— WHAT YOU WILL DO —
Could you find each line of the data below that contains the word "date" and copy those lines?
>>>
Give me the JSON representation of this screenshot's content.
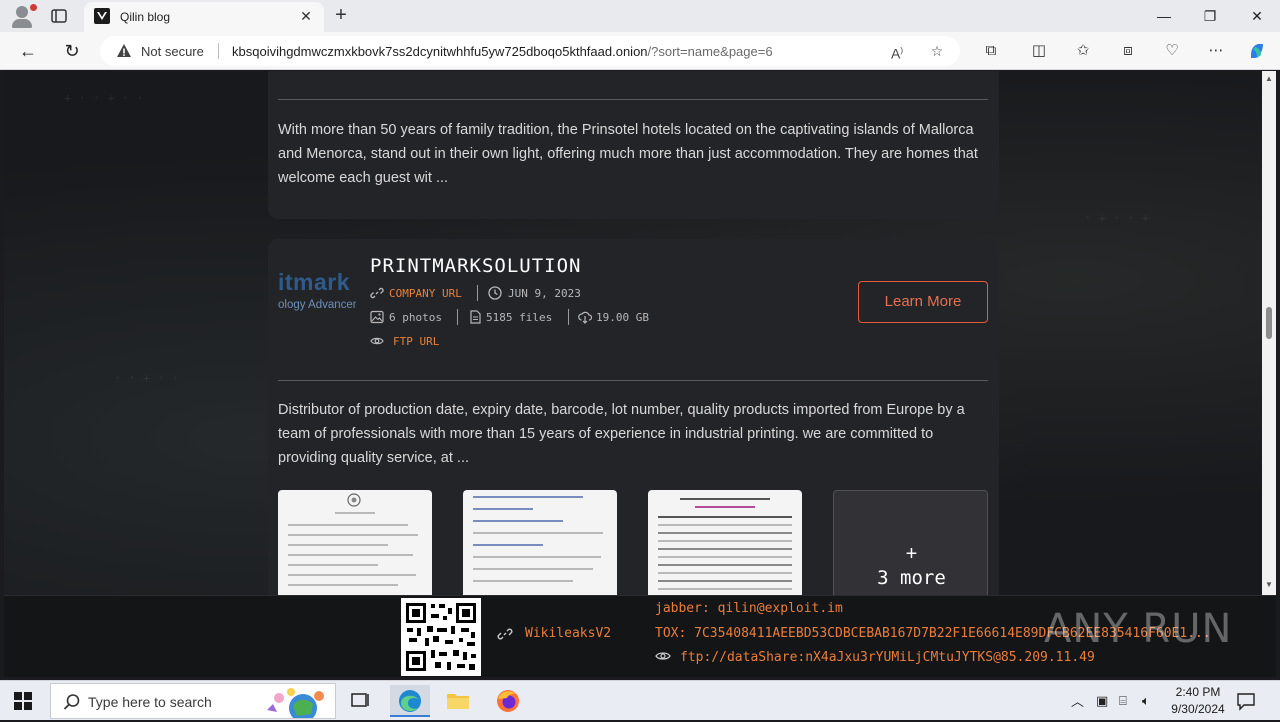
{
  "browser": {
    "tab_title": "Qilin blog",
    "security_label": "Not secure",
    "url_host": "kbsqoivihgdmwczmxkbovk7ss2dcynitwhhfu5yw725dboqo5kthfaad.onion",
    "url_path": "/?sort=name&page=6"
  },
  "card_prev": {
    "description": "With more than 50 years of family tradition, the Prinsotel hotels located on the captivating islands of Mallorca and Menorca, stand out in their own light, offering much more than just accommodation. They are homes that welcome each guest wit ..."
  },
  "card_main": {
    "logo_top": "itmark",
    "logo_bottom": "ology Advancen",
    "title": "PRINTMARKSOLUTION",
    "company_url_label": "COMPANY URL",
    "date": "JUN 9, 2023",
    "photos": "6 photos",
    "files": "5185 files",
    "size": "19.00 GB",
    "ftp_label": "FTP URL",
    "learn_more": "Learn More",
    "description": "Distributor of production date, expiry date, barcode, lot number, quality products imported from Europe by a team of professionals with more than 15 years of experience in industrial printing. we are committed to providing quality service, at ...",
    "more_plus": "+",
    "more_label": "3 more"
  },
  "footer": {
    "wikileaks": "WikileaksV2",
    "jabber": "jabber: qilin@exploit.im",
    "tox": "TOX: 7C35408411AEEBD53CDBCEBAB167D7B22F1E66614E89DFCB62EE835416F60E1...",
    "ftp": "ftp://dataShare:nX4aJxu3rYUMiLjCMtuJYTKS@85.209.11.49",
    "watermark": "ANY RUN"
  },
  "taskbar": {
    "search_placeholder": "Type here to search",
    "time": "2:40 PM",
    "date": "9/30/2024"
  },
  "colors": {
    "accent_orange": "#e8803a",
    "button_border": "#e55a3a",
    "card_bg": "#232428",
    "page_bg": "#18191c"
  }
}
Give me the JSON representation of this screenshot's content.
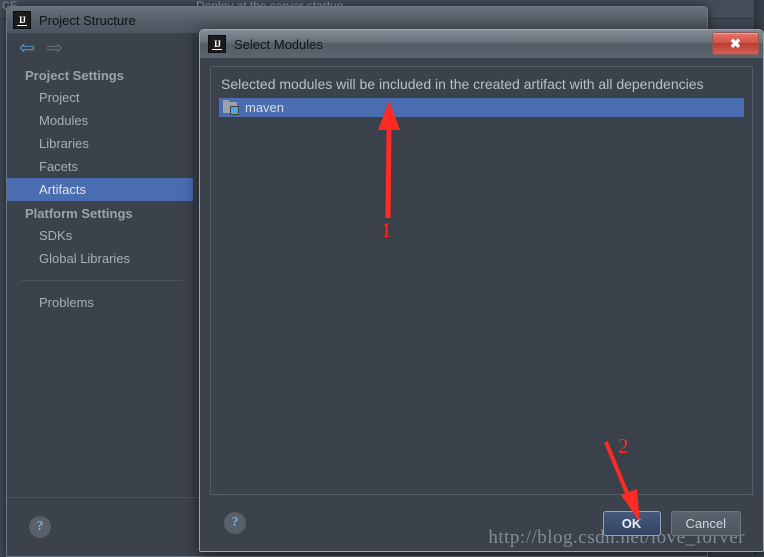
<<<
— REPLY —
    "date": "JUN 9, 2023",
    "description": "Distributor of production date, expiry date, barcode, lot number, quality products imported from Europe by a team of professionals with more than 15 years of experience in industrial printing. we are committed to providing quality service, at ...",
    "date": "9/30/2024"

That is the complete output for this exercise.